Culture is a magnificent interplay of non-tangible phenomena and perceptible artifacts of daily life. People experience the impact of various cultures constantly with or without recognizing it. According to Ozer and Schwartz, individuals react differently to the process of cultural globalization: some might endorse it and feel self-fulfillment, and others might try to escape it. Yet, I prefer to view the influence of culture in the context of my experience, which is loosely connected to globalization and, at the same time, provides me with similar experiences: defensive and proactive. I can state one can embrace new cultures only voluntarily, as I did with the 12-step program, and reject the influence if it is somehow imposed, as was with food and religion for me.
My latest cultural influence is the book called Alcoholic Anonymous and the community, which supports and represents its values and beliefs. Namely, I am a 12-step practitioner, a follower of the program that endorses personal growth, forgiveness, and acceptance of oneself. I have decided to participate in the program, and I visit people who have done the same. As a result, I engage with the new culture of self-perception formed not only by the local community but the tradition of people with similar issues. I believe that if I were made to participate in the program, I would not appreciate its value. Yet, the comprehension of the fact that it was my own choice to be influenced makes me feel better about my life and accept the new identity.

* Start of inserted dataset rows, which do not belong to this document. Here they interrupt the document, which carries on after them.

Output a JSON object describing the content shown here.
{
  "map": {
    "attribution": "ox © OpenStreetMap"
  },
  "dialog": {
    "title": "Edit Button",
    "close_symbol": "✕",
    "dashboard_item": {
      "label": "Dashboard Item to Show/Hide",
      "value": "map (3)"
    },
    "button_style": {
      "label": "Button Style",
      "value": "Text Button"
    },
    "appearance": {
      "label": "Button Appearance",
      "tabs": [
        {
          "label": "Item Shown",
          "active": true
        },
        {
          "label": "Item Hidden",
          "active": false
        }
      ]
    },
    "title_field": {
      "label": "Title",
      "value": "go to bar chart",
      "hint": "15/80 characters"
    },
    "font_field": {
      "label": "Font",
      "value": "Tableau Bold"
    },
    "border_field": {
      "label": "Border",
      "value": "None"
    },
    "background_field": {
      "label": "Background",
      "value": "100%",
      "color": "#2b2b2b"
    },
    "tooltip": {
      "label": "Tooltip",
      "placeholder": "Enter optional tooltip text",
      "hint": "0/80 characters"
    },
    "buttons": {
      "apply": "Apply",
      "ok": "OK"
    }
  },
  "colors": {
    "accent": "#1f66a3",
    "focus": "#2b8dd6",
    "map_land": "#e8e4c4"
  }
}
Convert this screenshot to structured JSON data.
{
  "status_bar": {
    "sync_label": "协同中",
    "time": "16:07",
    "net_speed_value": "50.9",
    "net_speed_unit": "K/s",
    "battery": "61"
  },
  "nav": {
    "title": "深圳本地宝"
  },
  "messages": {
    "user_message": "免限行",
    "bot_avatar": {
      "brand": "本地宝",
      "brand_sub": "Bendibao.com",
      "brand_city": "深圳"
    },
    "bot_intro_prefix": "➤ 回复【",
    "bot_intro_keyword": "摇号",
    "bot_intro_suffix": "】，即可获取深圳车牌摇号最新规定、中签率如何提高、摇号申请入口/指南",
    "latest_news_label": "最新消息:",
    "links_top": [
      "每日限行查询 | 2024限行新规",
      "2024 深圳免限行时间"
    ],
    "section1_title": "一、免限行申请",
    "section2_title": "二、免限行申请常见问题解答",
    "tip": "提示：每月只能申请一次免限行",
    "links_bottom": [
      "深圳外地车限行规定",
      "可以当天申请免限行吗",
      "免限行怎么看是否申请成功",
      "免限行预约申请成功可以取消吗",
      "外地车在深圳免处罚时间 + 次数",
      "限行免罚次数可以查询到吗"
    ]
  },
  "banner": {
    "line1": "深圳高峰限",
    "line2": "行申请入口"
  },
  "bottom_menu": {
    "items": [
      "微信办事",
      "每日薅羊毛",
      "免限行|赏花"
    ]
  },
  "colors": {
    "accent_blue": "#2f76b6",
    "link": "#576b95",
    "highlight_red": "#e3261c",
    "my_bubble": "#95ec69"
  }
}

However, some cultural influences might cause negative emotions due to their overarching intrusion into the realm of personal identity. As such, I was born in Paterson, NJ, and at some moment, my grandparents from Virginia migrated here, seeking work. They brought changes: we ate southern dishes, such as fried chicken, pig feet, and pork chops. This abruptly impacted my lifestyle and needs, imposing new traditions. For some moment, this food made me feel like a southerner, although I was not. This impressed identity has never been fulfilling for me due to its artificiality, and, as a result, I eat none of these meals today, being a vegetarian. Hence, the non-voluntary nature made me reject the false personality and negatively perceive the event.
Finally, there is a matter of religion that also had an imposing influence on my identity, which I later rejected. I was brought up in a religious family as a Baptist. The church doctrine had a significant impact in the ways that I thought, my values, and my beliefs. However, I had never personally accepted these tenets; instead, it was something that was inflicted upon me in childhood without my entire understanding of it. Today, I do not consider myself a Christian, but a non-religious person. I believe that this change demonstrates how false identity is constantly being rejected because of the lack of my freewill presence in the decision-making about these influences.
To conclude, my experience suggests that cultural influence is impossible if one does not accept and embrace it because of one’s free will. Then, the imposed influence would be rejected because it causes a substitution of the true identity of a person. Therefore, people should be aware of these changes and connections so that to evaluate their experiences with culture critically and support their wellbeing.
Ozer, Simon, and Seth J. Schwartz. “Identity Development in the Era of Globalization: Globalization-Based Acculturation and Personal Identity Development Among Danish Emerging Adults.” European Journal of Developmental Psychology, vol. 19, no. 1, 2020, pp. 22–42. Crossref.